(First of a three-part series this week on innovative schools.)
At first glance, the dramatic increase in the number of charter schools across the country seems to assure their place as the No. 1 player in the parental choice movement. But news reports published just two days apart raise questions about how much confidence can be placed in them.
On Oct. 7, The New York Times focused on the LEARN School Network in Chicago ("Charter Education Expanding in Chicago"). Greg White, the chief executive, was forced to rely on two $1 million grants last month from Oprah Winfrey's Angel Network and the U.S. Department of Education to stay in business. LEARN was not alone. The Noble Charter School Network, also in Chicago, received $3.3 million from the same Department of Education grant.

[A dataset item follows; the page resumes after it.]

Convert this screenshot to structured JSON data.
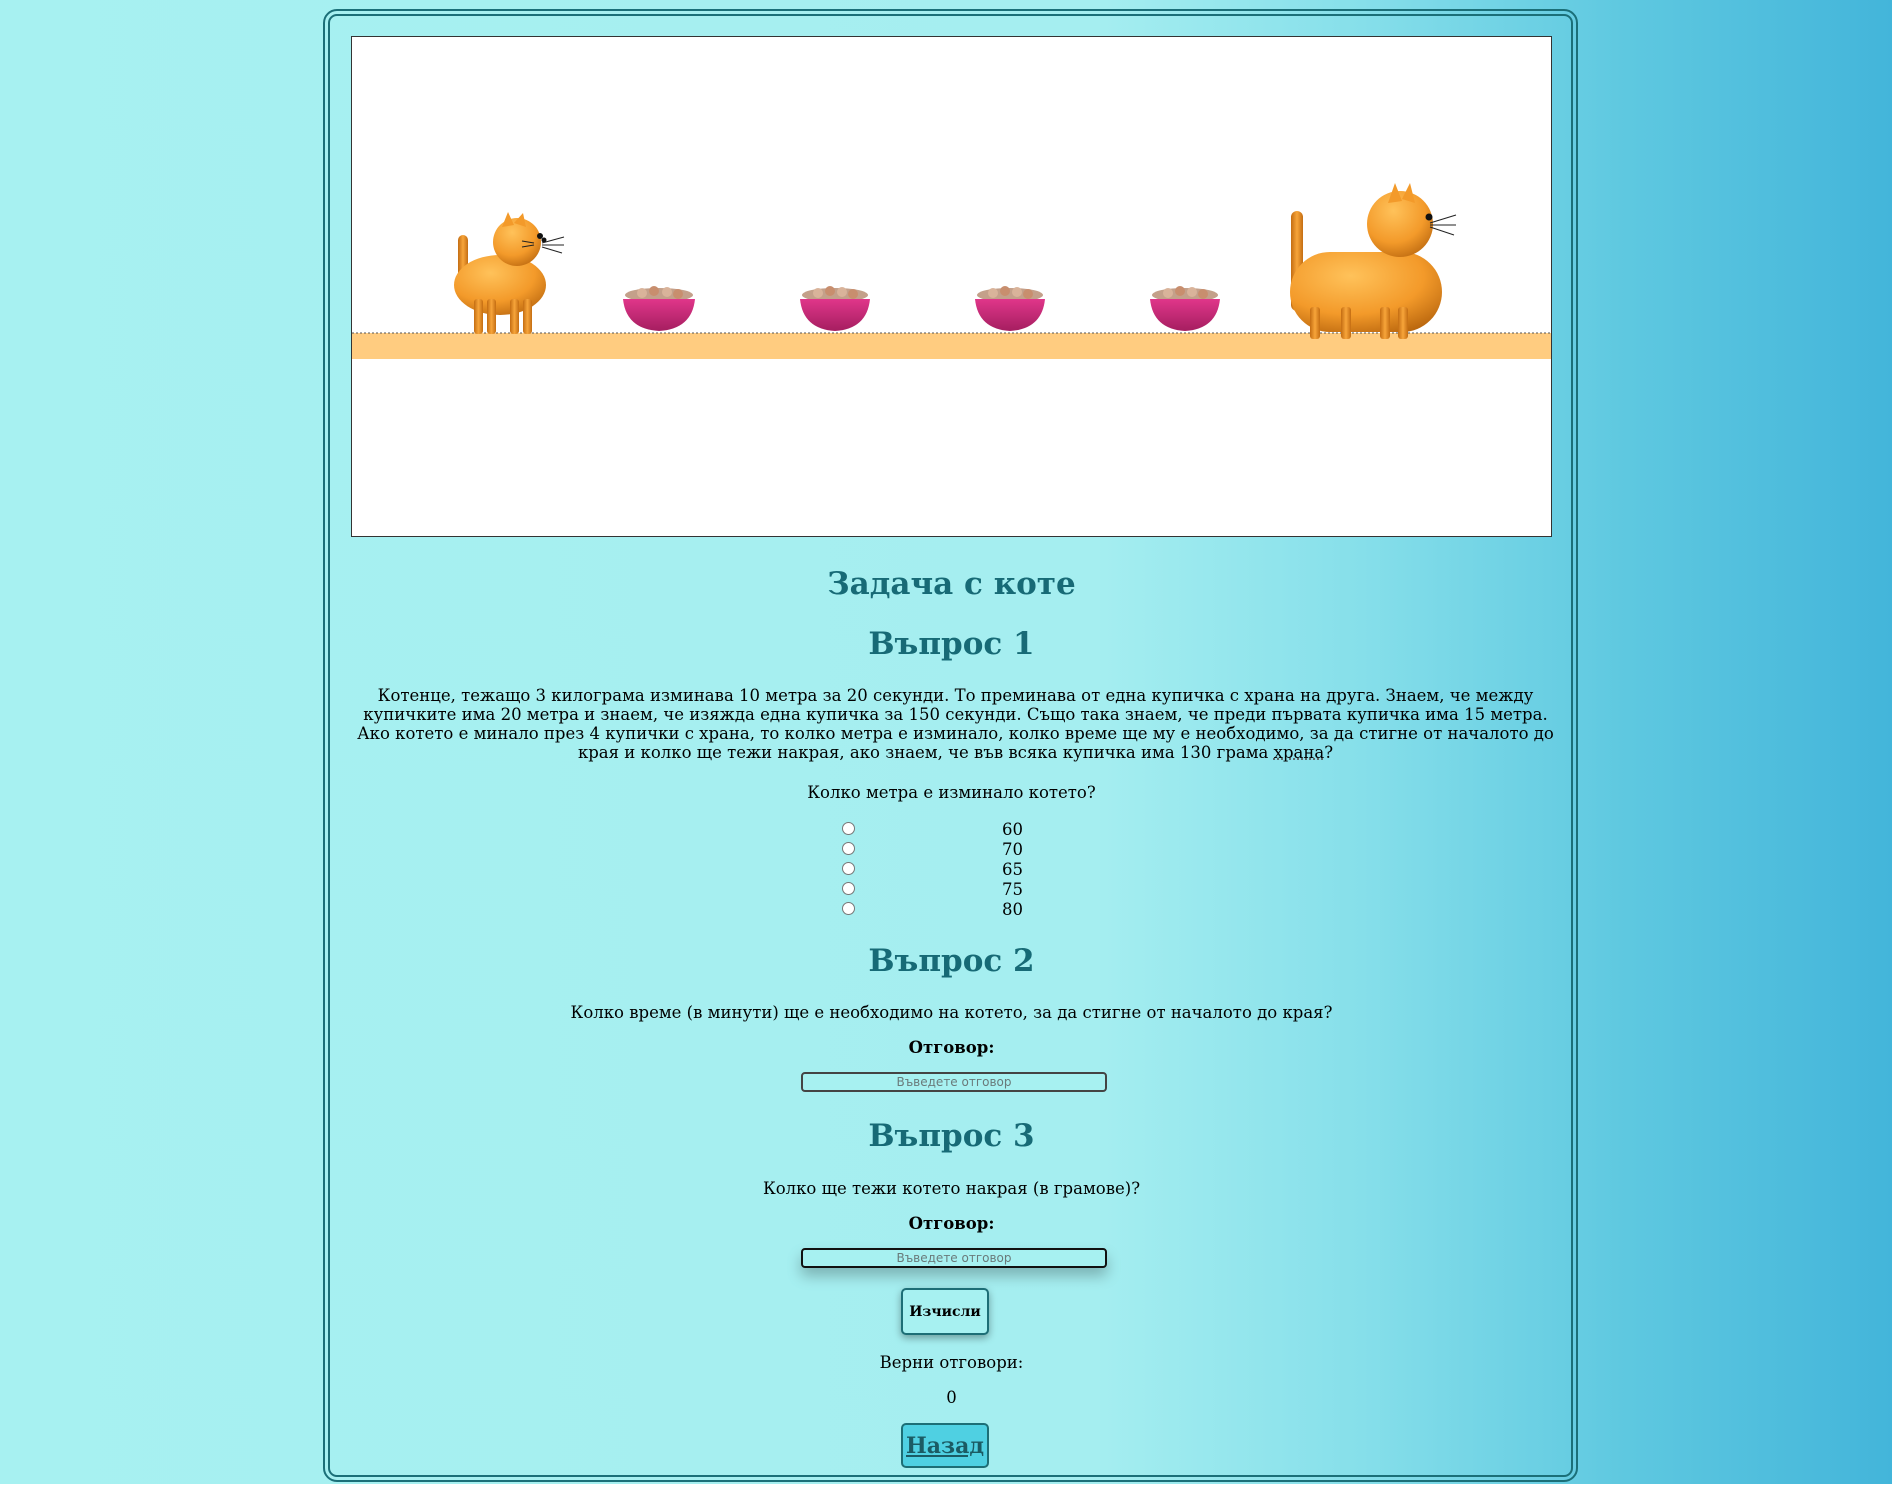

Then on Oct. 9, the Los Angeles Times reported that Mike Piscal, the founder and operator of the Inner City Education Foundation, one of the nation's largest charter school companies, resigned because of a financial crisis that will result in midyear layoffs of an undetermined number of teachers ("Head of troubled charter school company resigns"). In an effort to keep ICEF afloat, former mayor Richard Riordan and philanthropist Eli Broad donated $100,000 and $500,000, respectively. In an editorial on Oct. 17, the Los Angeles Times attributed ICEF's troubles to hasty expansion, and concluded that charter schools aren't cure-alls ("Don't expect miracles").
What is troubling about the latest news is that it reflects a pattern. Since charter schools began, entrepreneurs with little or no educational experience have seen an opportunity to make a fast buck. Already 1.4 million students are enrolled in 4,600 charter schools. The Race to the Top initiative assures that many more will be created.

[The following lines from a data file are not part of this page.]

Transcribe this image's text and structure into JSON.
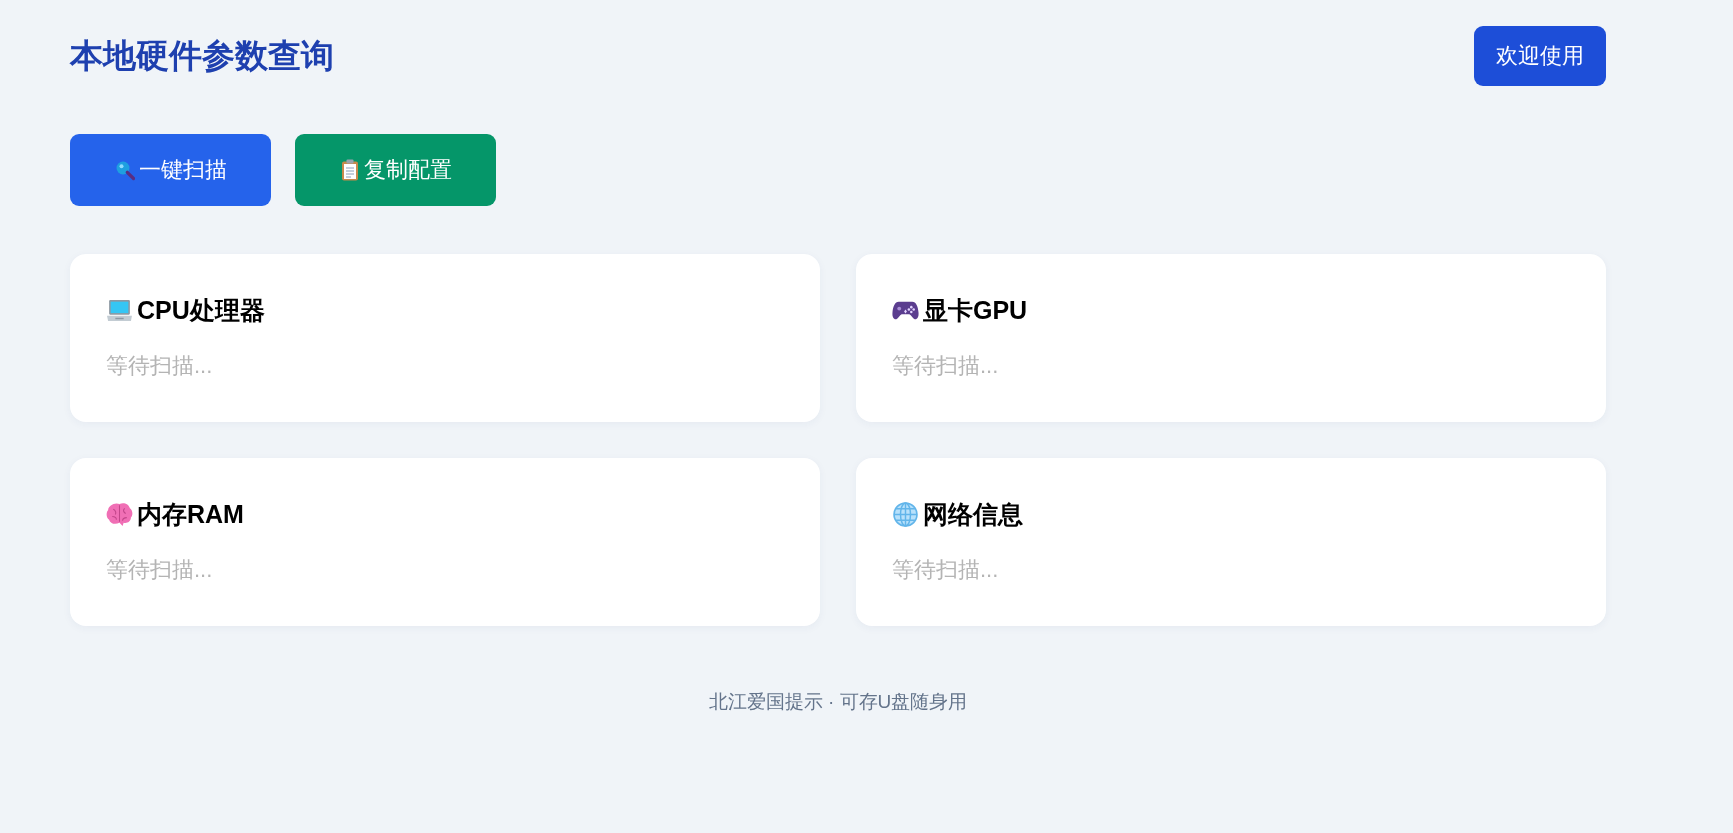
{
  "header": {
    "title": "本地硬件参数查询",
    "welcome_button": {
      "label": "欢迎使用"
    }
  },
  "scan_button": {
    "label": "一键扫描"
  },
  "copy_button": {
    "label": "复制配置"
  },
  "cards": [
    {
      "title": "CPU处理器",
      "status": "等待扫描..."
    },
    {
      "title": "显卡GPU",
      "status": "等待扫描..."
    },
    {
      "title": "内存RAM",
      "status": "等待扫描..."
    },
    {
      "title": "网络信息",
      "status": "等待扫描..."
    }
  ],
  "footer": {
    "text": "北江爱国提示 · 可存U盘随身用"
  }
}
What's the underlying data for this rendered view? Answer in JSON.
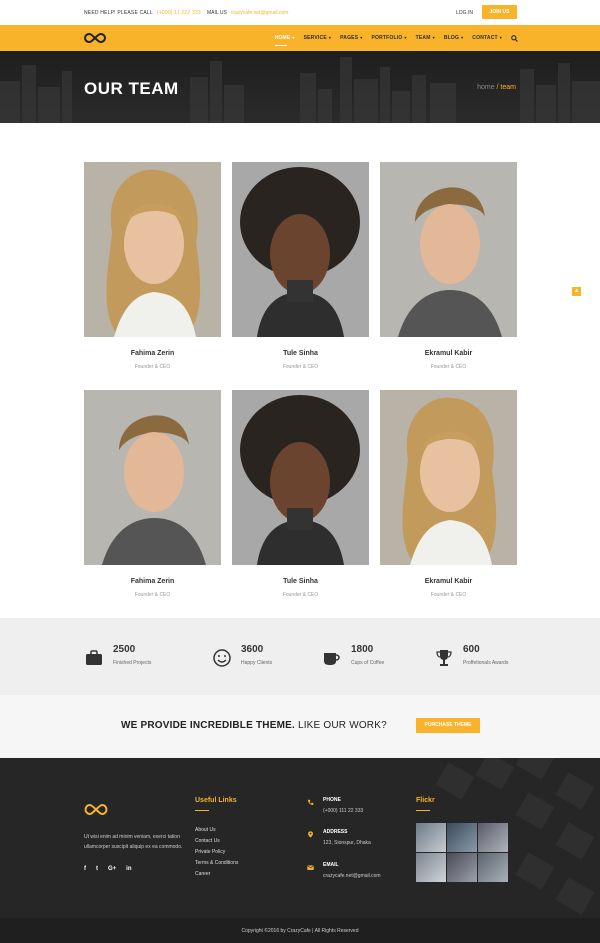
{
  "topbar": {
    "help_label": "NEED HELP! PLEASE CALL",
    "phone": "(+000) 11 222 333",
    "mail_label": "MAIL US",
    "email": "crazycafe.net@gmail.com",
    "login": "LOG IN",
    "join": "JOIN US"
  },
  "nav": {
    "items": [
      {
        "label": "HOME"
      },
      {
        "label": "SERVICE"
      },
      {
        "label": "PAGES"
      },
      {
        "label": "PORTFOLIO"
      },
      {
        "label": "TEAM"
      },
      {
        "label": "BLOG"
      },
      {
        "label": "CONTACT"
      }
    ],
    "active_color": "#ffffff",
    "brand_color": "#f8b32b"
  },
  "hero": {
    "title": "OUR TEAM",
    "crumb_home": "home",
    "crumb_current": "/ team"
  },
  "team": [
    {
      "name": "Fahima Zerin",
      "role": "Founder & CEO"
    },
    {
      "name": "Tule Sinha",
      "role": "Founder & CEO"
    },
    {
      "name": "Ekramul Kabir",
      "role": "Founder & CEO"
    },
    {
      "name": "Fahima Zerin",
      "role": "Founder & CEO"
    },
    {
      "name": "Tule Sinha",
      "role": "Founder & CEO"
    },
    {
      "name": "Ekramul Kabir",
      "role": "Founder & CEO"
    }
  ],
  "stats": [
    {
      "value": "2500",
      "label": "Finished Projects",
      "icon": "briefcase-icon"
    },
    {
      "value": "3600",
      "label": "Happy Clients",
      "icon": "smile-icon"
    },
    {
      "value": "1800",
      "label": "Cups of Coffee",
      "icon": "coffee-cup-icon"
    },
    {
      "value": "600",
      "label": "Proffetionals Awards",
      "icon": "trophy-icon"
    }
  ],
  "cta": {
    "bold": "WE PROVIDE INCREDIBLE THEME.",
    "rest": "LIKE OUR WORK?",
    "button": "PURCHASE THEME"
  },
  "footer": {
    "about": "Ut wisi enim ad minim veniam, exerci tation ullamcorper suscipit aliquip ex ea commodo.",
    "social": [
      "f",
      "t",
      "G+",
      "in"
    ],
    "links_title": "Useful Links",
    "links": [
      "About Us",
      "Contact Us",
      "Private Policy",
      "Terms & Conditions",
      "Career"
    ],
    "phone_label": "PHONE",
    "phone_value": "(+000) 111 22 333",
    "address_label": "ADDRESS",
    "address_value": "123, Sionspur, Dhaka",
    "email_label": "EMAIL",
    "email_value": "crazycafe.net@gmail.com",
    "flickr_title": "Flickr",
    "copyright": "Copyright ©2016 by CrazyCafe  |  All Rights Reserved"
  }
}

But parents need to exercise caution when deciding if they should enroll their children. In Sept. 2004, the California Charter Academy, the largest chain of publicly-financed but privately-run charter schools, slid into insolvency, leaving 6,000 students with no school to attend. Ken Larson had used $100 million in state financing to create an empire of 60 mostly storefront schools.
Since California authorized charter schools in 1992, the number of such schools has grown at an uneven rate, beginning slowly until 2001 when it escalated. Steve Barr, the founder of Green Dot Public Schools, estimates that by 2016, three-fourths of students in the Los Angeles Unified School District will be in charters. That number may be wishful thinking on his part, but there is no doubt charter schools are appealing to more and more parents who are frustrated by the quality of education offered by traditional neighborhood schools.

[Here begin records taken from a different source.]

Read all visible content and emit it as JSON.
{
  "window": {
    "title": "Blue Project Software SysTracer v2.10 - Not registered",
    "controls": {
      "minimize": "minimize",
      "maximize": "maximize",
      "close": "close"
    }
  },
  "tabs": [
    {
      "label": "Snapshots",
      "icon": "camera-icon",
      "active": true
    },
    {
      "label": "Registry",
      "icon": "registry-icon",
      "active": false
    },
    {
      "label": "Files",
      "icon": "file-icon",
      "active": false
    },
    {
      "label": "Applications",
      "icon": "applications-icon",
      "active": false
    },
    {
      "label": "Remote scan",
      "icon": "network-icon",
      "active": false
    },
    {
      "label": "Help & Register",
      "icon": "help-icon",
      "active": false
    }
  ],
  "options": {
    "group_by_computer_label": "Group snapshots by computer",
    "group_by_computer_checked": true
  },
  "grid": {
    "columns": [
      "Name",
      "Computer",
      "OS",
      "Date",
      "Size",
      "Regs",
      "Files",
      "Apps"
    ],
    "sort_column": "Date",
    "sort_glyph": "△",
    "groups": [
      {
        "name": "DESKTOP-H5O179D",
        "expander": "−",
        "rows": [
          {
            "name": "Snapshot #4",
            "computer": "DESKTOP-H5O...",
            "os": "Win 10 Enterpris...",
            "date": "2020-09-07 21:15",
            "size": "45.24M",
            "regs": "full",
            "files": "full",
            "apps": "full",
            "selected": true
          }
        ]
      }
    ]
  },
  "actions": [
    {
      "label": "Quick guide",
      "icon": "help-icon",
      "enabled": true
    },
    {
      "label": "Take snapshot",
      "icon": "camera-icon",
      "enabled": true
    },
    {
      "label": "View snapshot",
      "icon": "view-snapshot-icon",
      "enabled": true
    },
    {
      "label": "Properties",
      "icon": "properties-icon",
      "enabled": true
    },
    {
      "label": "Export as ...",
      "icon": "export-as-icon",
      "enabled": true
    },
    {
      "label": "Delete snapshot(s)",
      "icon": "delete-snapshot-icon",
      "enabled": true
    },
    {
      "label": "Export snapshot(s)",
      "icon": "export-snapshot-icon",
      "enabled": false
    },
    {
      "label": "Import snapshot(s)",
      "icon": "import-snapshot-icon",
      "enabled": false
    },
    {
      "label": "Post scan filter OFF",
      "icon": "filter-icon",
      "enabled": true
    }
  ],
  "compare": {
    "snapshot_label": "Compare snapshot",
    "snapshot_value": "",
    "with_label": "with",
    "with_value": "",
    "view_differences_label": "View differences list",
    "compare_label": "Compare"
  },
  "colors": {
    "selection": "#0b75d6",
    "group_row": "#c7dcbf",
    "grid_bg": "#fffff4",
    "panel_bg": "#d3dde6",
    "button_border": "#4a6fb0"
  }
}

Parents have the right to send their children to any school they wish. But at the same time, they need protection in the form of better regulation of alternative schools. We learned what happened when Wall Street was allowed to operate under its own rules. Let's not repeat the experience with children, who are our most precious asset.